January, 2008, West Coast Performer Magazine
By Michael Fortes
If there’s one thing that ‘90s Britpop taught us, it’s that sex, drugs and rock ‘n’ roll not only sound great together, they never go out of style. And though The Purrs are actually from Seattle, they have absorbed the sounds and the vibes of their musical compadres across the pond. Double-tracked vocals and reverbed guitars are the order of the day on The Chemistry That Keeps Us Together, with the band occasionally jamming out on a groove like a more disciplined, song-oriented cousin of Brian Jonestown Massacre.
There’s a very, very dark thread woven throughout the album. It gets no darker than the opening line of “You Don’t Look So Good” as vocalist Jima bluntly observes, “nothing kills a buzz like a botched suicide.” “Disconnected” also lives up to its title, again with the blunt opening approach: “I know you’re suffering / I don’t really give a damn,” and the druggy band-aid confession: “I had a handful of pills so I took them all.” The old alcoholic stand-by comes into play as well in “Rainbow Afternoon” as a depressed narrator sits in a bar and thinks, “maybe I’d rather just lay down and die.”
Sex and love are also covered, cynically so in “Yes I Do,” where a damned if you do, damned if you don’t philosophy supersedes all thought: “If you try too hard to love her / She will leave you / If you act like you don’t want her / She’ll believe you.”
“She’s Got Chemicals” is ultimately the best entry here.

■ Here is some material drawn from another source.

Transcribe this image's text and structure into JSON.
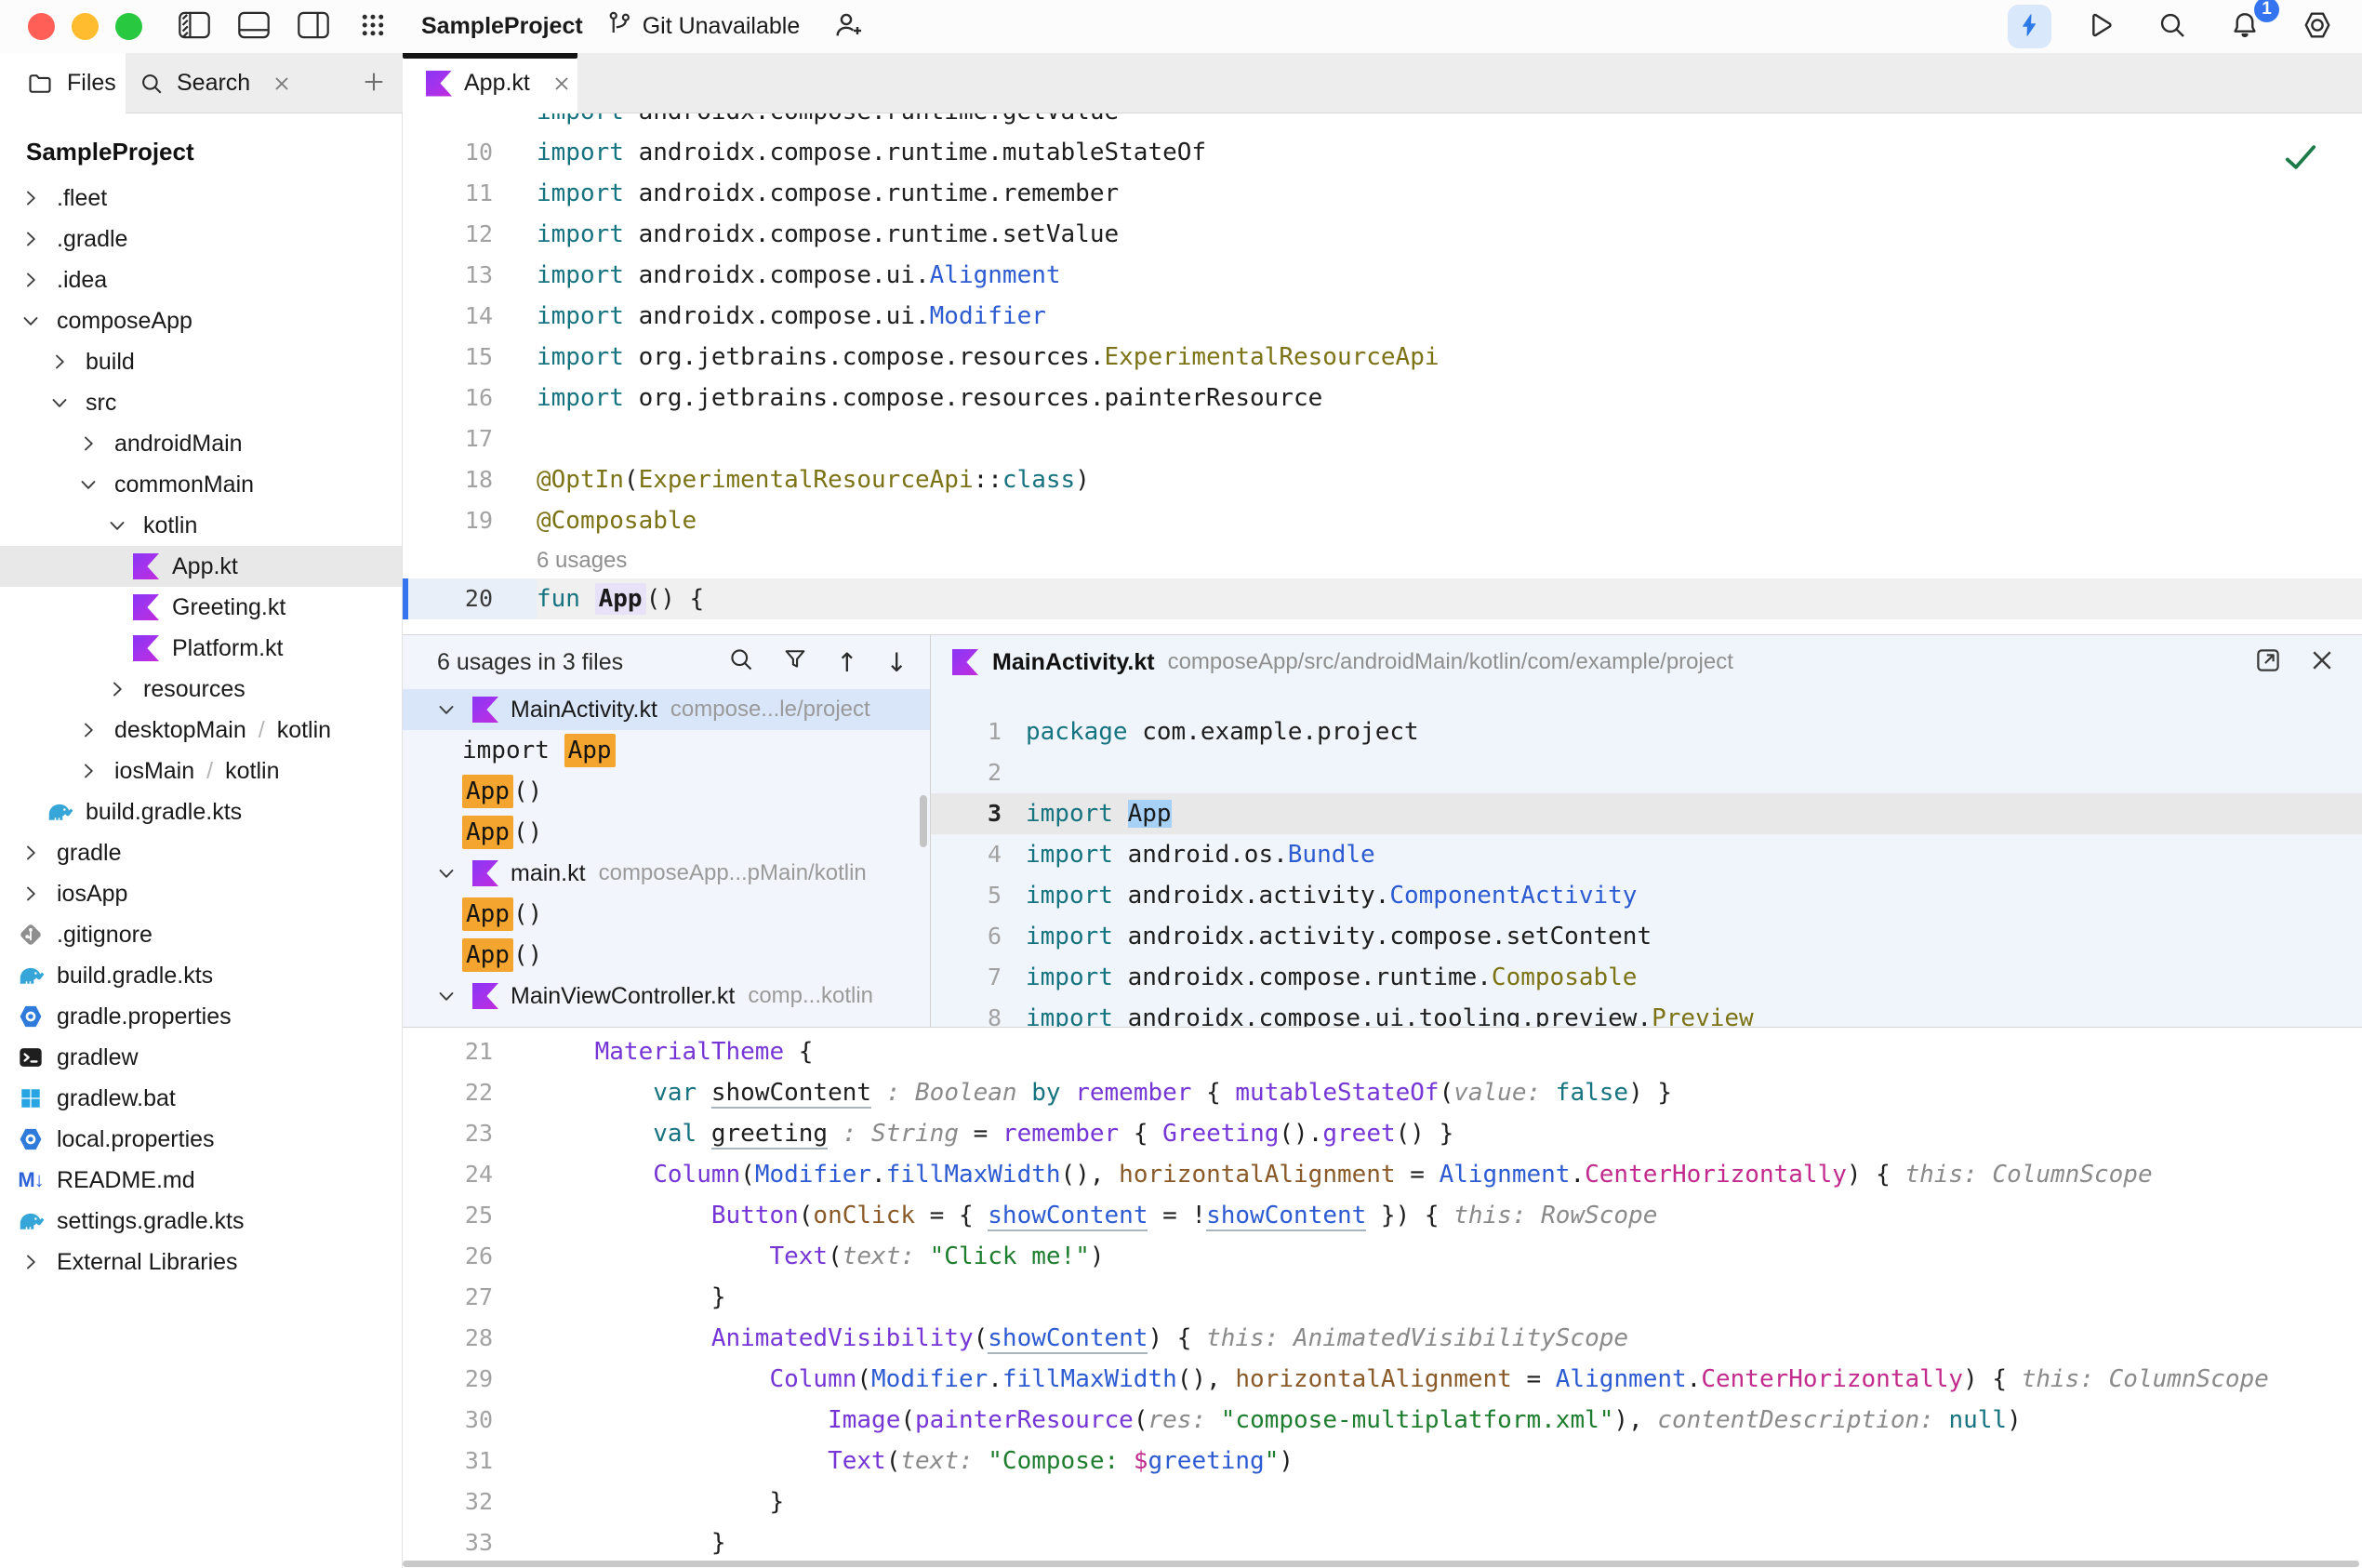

With its classic use of drugs as a metaphor for love (“I can’t resist the buzz she gives ... Those chemicals are right here in my mind”), the song whose lyrics gave the album its title provides the most positive and heartwarming emotions. What’s more, its melodic refrain makes it the catchiest, most radio-friendly tune of the bunch.